> Entries provided
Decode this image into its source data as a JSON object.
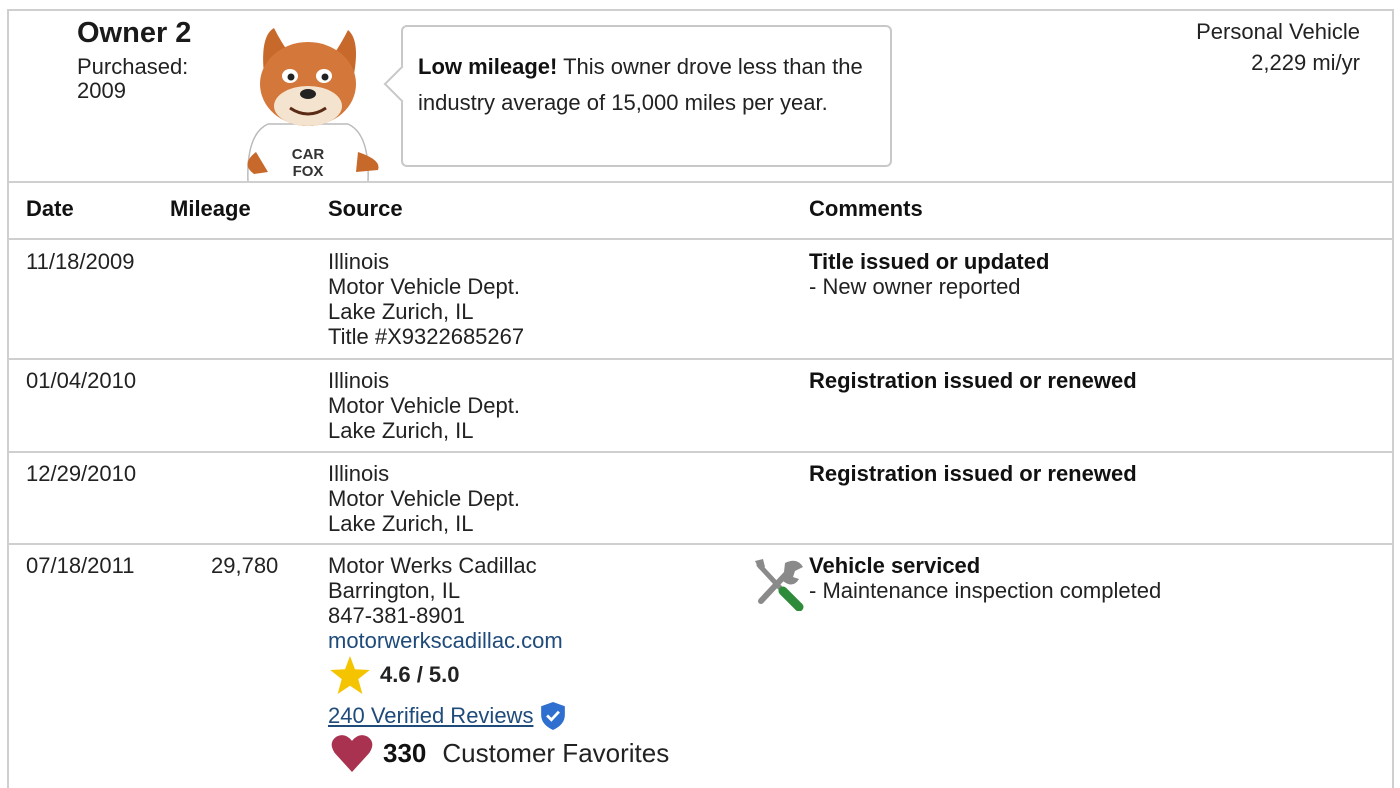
{
  "owner": {
    "title": "Owner 2",
    "purchased": "Purchased: 2009",
    "vehicle_type": "Personal Vehicle",
    "miles_per_year": "2,229 mi/yr"
  },
  "mascot": {
    "name": "CARFOX",
    "shirt_line1": "CAR",
    "shirt_line2": "FOX"
  },
  "callout": {
    "bold": "Low mileage!",
    "text": " This owner drove less than the industry average of 15,000 miles per year."
  },
  "table": {
    "columns": [
      "Date",
      "Mileage",
      "Source",
      "Comments"
    ],
    "rows": [
      {
        "date": "11/18/2009",
        "mileage": "",
        "source": [
          "Illinois",
          "Motor Vehicle Dept.",
          "Lake Zurich, IL",
          "Title #X9322685267"
        ],
        "comment_title": "Title issued or updated",
        "comment_detail": "- New owner reported"
      },
      {
        "date": "01/04/2010",
        "mileage": "",
        "source": [
          "Illinois",
          "Motor Vehicle Dept.",
          "Lake Zurich, IL"
        ],
        "comment_title": "Registration issued or renewed",
        "comment_detail": ""
      },
      {
        "date": "12/29/2010",
        "mileage": "",
        "source": [
          "Illinois",
          "Motor Vehicle Dept.",
          "Lake Zurich, IL"
        ],
        "comment_title": "Registration issued or renewed",
        "comment_detail": ""
      },
      {
        "date": "07/18/2011",
        "mileage": "29,780",
        "source": [
          "Motor Werks Cadillac",
          "Barrington, IL",
          "847-381-8901"
        ],
        "website": "motorwerkscadillac.com",
        "rating": "4.6 / 5.0",
        "reviews_link": "240 Verified Reviews",
        "favorites_count": "330",
        "favorites_label": "Customer Favorites",
        "comment_title": "Vehicle serviced",
        "comment_detail": "- Maintenance inspection completed",
        "icon": "service-wrench-screwdriver-icon"
      }
    ]
  },
  "colors": {
    "border": "#cfcfcf",
    "link": "#1f4b7a",
    "star": "#f5c400",
    "heart": "#a8324f",
    "verified_badge": "#2f6fcf",
    "screwdriver_handle": "#2e8b3a"
  }
}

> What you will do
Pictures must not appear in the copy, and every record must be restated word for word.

> Exercise answer
Decode this image into its source data as a JSON object.
{
  "owner": {
    "title": "Owner 2",
    "purchased": "Purchased: 2009",
    "vehicle_type": "Personal Vehicle",
    "miles_per_year": "2,229 mi/yr"
  },
  "mascot": {
    "name": "CARFOX",
    "shirt_line1": "CAR",
    "shirt_line2": "FOX"
  },
  "callout": {
    "bold": "Low mileage!",
    "text": " This owner drove less than the industry average of 15,000 miles per year."
  },
  "table": {
    "columns": [
      "Date",
      "Mileage",
      "Source",
      "Comments"
    ],
    "rows": [
      {
        "date": "11/18/2009",
        "mileage": "",
        "source": [
          "Illinois",
          "Motor Vehicle Dept.",
          "Lake Zurich, IL",
          "Title #X9322685267"
        ],
        "comment_title": "Title issued or updated",
        "comment_detail": "- New owner reported"
      },
      {
        "date": "01/04/2010",
        "mileage": "",
        "source": [
          "Illinois",
          "Motor Vehicle Dept.",
          "Lake Zurich, IL"
        ],
        "comment_title": "Registration issued or renewed",
        "comment_detail": ""
      },
      {
        "date": "12/29/2010",
        "mileage": "",
        "source": [
          "Illinois",
          "Motor Vehicle Dept.",
          "Lake Zurich, IL"
        ],
        "comment_title": "Registration issued or renewed",
        "comment_detail": ""
      },
      {
        "date": "07/18/2011",
        "mileage": "29,780",
        "source": [
          "Motor Werks Cadillac",
          "Barrington, IL",
          "847-381-8901"
        ],
        "website": "motorwerkscadillac.com",
        "rating": "4.6 / 5.0",
        "reviews_link": "240 Verified Reviews",
        "favorites_count": "330",
        "favorites_label": "Customer Favorites",
        "comment_title": "Vehicle serviced",
        "comment_detail": "- Maintenance inspection completed",
        "icon": "service-wrench-screwdriver-icon"
      }
    ]
  },
  "colors": {
    "border": "#cfcfcf",
    "link": "#1f4b7a",
    "star": "#f5c400",
    "heart": "#a8324f",
    "verified_badge": "#2f6fcf",
    "screwdriver_handle": "#2e8b3a"
  }
}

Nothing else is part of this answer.